Exercise details: Faithfully repeat each entry below, minus the pictures.

The data:
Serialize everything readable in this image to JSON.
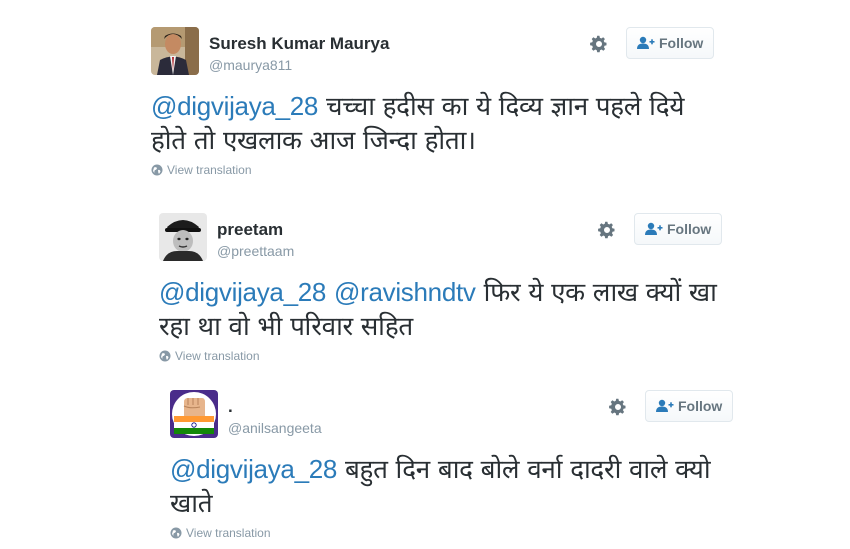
{
  "tweets": [
    {
      "name": "Suresh Kumar Maurya",
      "handle": "@maurya811",
      "follow_label": "Follow",
      "mentions": [
        "@digvijaya_28"
      ],
      "text": "चच्चा हदीस का ये दिव्य ज्ञान पहले दिये होते तो एखलाक आज जिन्दा होता।",
      "translate_label": "View translation",
      "avatar_icon": "person-photo"
    },
    {
      "name": "preetam",
      "handle": "@preettaam",
      "follow_label": "Follow",
      "mentions": [
        "@digvijaya_28",
        "@ravishndtv"
      ],
      "text": "फिर ये एक लाख क्यों खा रहा था वो भी परिवार सहित",
      "translate_label": "View translation",
      "avatar_icon": "bw-person-hat-photo"
    },
    {
      "name": ".",
      "handle": "@anilsangeeta",
      "follow_label": "Follow",
      "mentions": [
        "@digvijaya_28"
      ],
      "text": "बहुत दिन बाद बोले वर्ना दादरी वाले क्यो खाते",
      "translate_label": "View translation",
      "avatar_icon": "fist-tricolor-flag"
    }
  ],
  "colors": {
    "mention": "#2b7bb9",
    "handle": "#8899a6",
    "name": "#292f33",
    "button_border": "#e1e8ed",
    "button_text": "#66757f"
  },
  "icons": [
    "gear-icon",
    "follow-person-plus-icon",
    "globe-icon"
  ]
}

Result of this exercise:
Serialize everything readable in this image to JSON.
{
  "tweets": [
    {
      "name": "Suresh Kumar Maurya",
      "handle": "@maurya811",
      "follow_label": "Follow",
      "mentions": [
        "@digvijaya_28"
      ],
      "text": "चच्चा हदीस का ये दिव्य ज्ञान पहले दिये होते तो एखलाक आज जिन्दा होता।",
      "translate_label": "View translation",
      "avatar_icon": "person-photo"
    },
    {
      "name": "preetam",
      "handle": "@preettaam",
      "follow_label": "Follow",
      "mentions": [
        "@digvijaya_28",
        "@ravishndtv"
      ],
      "text": "फिर ये एक लाख क्यों खा रहा था वो भी परिवार सहित",
      "translate_label": "View translation",
      "avatar_icon": "bw-person-hat-photo"
    },
    {
      "name": ".",
      "handle": "@anilsangeeta",
      "follow_label": "Follow",
      "mentions": [
        "@digvijaya_28"
      ],
      "text": "बहुत दिन बाद बोले वर्ना दादरी वाले क्यो खाते",
      "translate_label": "View translation",
      "avatar_icon": "fist-tricolor-flag"
    }
  ],
  "colors": {
    "mention": "#2b7bb9",
    "handle": "#8899a6",
    "name": "#292f33",
    "button_border": "#e1e8ed",
    "button_text": "#66757f"
  },
  "icons": [
    "gear-icon",
    "follow-person-plus-icon",
    "globe-icon"
  ]
}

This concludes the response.